Melody Kuhre and Dr. Lynn Callister, College of Nursing
Giving birth is a life changing experience for women throughout the world. While its significance is universal, women’s perceptions of childbearing are unique depending on their socio-cultural context. The purpose of this qualitative descriptive study was to describe the unique perceptions of childbearing women in Australia. Our research question was, what is the meaning of giving birth to Australian women?
Prior to conducting my research, I spent time learning about socio cultural trends and healthcare delivery in Australia. In Australia, current socio cultural trends include a declining birth rate and smaller nuclear families. Many Australian women are choosing to delay childbirth until after they are 35 years of age. In order to encourage more women to have children, the Australian government has recently instituted a “baby bonus” of 5,000 dollars. Australia has a universal health care system and basic care is covered regardless of socio-economic status. Women with low risk pregnancies are managed by nurse midwives. Women with higher risk pregnancies are co managed by a team of obstetricians and nurse midwives. During the delivery, most Australian women choose not to get an epidural. Most Australian women breastfeed and take a full year’s leave from work following the deliveries of their babies.
In April of 2008, I travelled to Geelong, Australia in order to conduct interviews with Australian women who had recently given birth. Only women who had given birth within the last 12 months were invited to participate in the study. Due to Australia’s low fertility rate, initially it was very difficult to find women who matched this qualification. However, after I contacted a few women, they referred me to friends who had also recently given birth. In total, a convenience sample of 17 women participated in audio taped interviews. During these interviews, Study participants were asked questions which invited them to reflect on the emotions they felt and the insights they gained during their pregnancy, labor, and postpartum experiences. Questions included, “what was it like to see your baby for the first time?”, “what did your nurse do that was most helpful to you during your delivery?” and “what would you do differently if you had another baby?”
Following their completion, each interview was transcribed verbatim and preliminary themes were indentified. Trustworthiness of the data was ensured by member checks and other strategies. As we analyzed the transcriptions of the interviews, several common themes began to emerge. Themes included being empowered by giving birth, defining the spiritual dimension of giving birth, feeling more concerned about the child than themselves, experiencing the pivotal moment of birth, and the role of the nurse in the provision of care.

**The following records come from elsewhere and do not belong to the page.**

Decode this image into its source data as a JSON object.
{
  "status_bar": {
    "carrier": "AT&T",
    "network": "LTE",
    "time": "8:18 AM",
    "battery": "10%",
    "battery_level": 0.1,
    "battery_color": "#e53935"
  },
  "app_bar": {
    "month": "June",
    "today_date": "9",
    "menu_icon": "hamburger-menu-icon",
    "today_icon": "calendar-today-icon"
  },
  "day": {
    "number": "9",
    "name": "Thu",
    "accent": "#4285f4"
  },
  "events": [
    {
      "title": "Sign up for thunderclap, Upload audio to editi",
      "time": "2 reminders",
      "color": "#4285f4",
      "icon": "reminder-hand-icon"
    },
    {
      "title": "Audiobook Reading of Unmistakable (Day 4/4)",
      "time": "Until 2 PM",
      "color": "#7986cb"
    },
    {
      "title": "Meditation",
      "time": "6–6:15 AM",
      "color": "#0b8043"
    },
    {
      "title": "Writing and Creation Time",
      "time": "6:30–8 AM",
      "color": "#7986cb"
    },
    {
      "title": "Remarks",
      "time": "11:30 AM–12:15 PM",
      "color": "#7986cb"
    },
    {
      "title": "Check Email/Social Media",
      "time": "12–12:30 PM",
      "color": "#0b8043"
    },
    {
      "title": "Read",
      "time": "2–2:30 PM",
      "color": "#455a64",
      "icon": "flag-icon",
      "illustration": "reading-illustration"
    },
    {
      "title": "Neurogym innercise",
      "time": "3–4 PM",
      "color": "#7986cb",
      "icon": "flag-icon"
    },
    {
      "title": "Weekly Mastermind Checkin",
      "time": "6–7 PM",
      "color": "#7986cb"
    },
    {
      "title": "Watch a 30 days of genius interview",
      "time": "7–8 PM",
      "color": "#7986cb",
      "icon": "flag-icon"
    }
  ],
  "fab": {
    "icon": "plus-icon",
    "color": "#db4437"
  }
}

One of the most interesting themes that we identified from the interviews was the Australian women view birth as an empowering experience. Most of the women that I interviewed were strong, articulate women who viewed childbirth as a life changing, wellness experience. Many study participants preferred to avoid having epidural anesthesia because they wanted to be an active part of the birthing process. Several women expressed their view that the challenges of childbirth are symbolic of challenges across the lifespan. One participant said, “[Giving birth] makes you more resilient. You know you are able to handle things that you didn’t think you could. I think it gives you strength because if you know if you can get through that, you can cope with a lot of other things.” It was very interesting to contrast these women’s views with the views of women often expressed in the United States. Often in the U.S., women view birth as an almost pathological event, rather than a wellness event. Unlike women in Australia, many women in the U.S. prefer to have an epidural rather than being a more active participant in their labor.
Another interesting theme that we identified was experiencing the pivotal moment of birth. When asked to describe the most rewarding part of giving birth, each of the women described the moment when they first saw their child. One women described her feelings beautifully, she said, “My husband had tears in his eyes, and he’s a pretty tough sort of bloke. And that was lovely. It’s just something I hadn’t felt until I had children. It’s something primal, a gut feeling of protection, of just pure love. It’s amazing. It was for me, instant.” Many of the participants expressed their feeling that the pain of child birth seemed insignificant at the moment they saw their babies.
Another significant theme that emerged from the data was the important role each woman’s nurse played in helping her to have a positive experience with childbirth. Many mothers expressed their opinions that nursing interventions such as acting as an advocate, allowing space and privacy, expressing confidence, and providing individualized care were helpful and allowed them to feel a sense of shared control with health care providers. When describing her nurse, one woman said, “I don’t even remember her name, but I know her face. She was awesome. She did everything. She was very personal. I didn’t feel like just another patient. She individualized. I can’t even remember the doctors. I knew they were there but the nurse is the one that sticks out in my mind.”
Conducting this research was a wonderful learning experience for me. I have just graduated as a registered nurse and will begin working on a mother/baby unit next month. During my practice as a registered nurse, I will encounter patients from many different cultural backgrounds. Completing this research has helped me to understand how important it will be for me to spend time talking with my patients so that I can provide individualized and culturally competent nursing care. I know that as I provide this individualized and culturally competent care, I will be better able to bless the lives of my patients and help them to achieve positive health outcomes.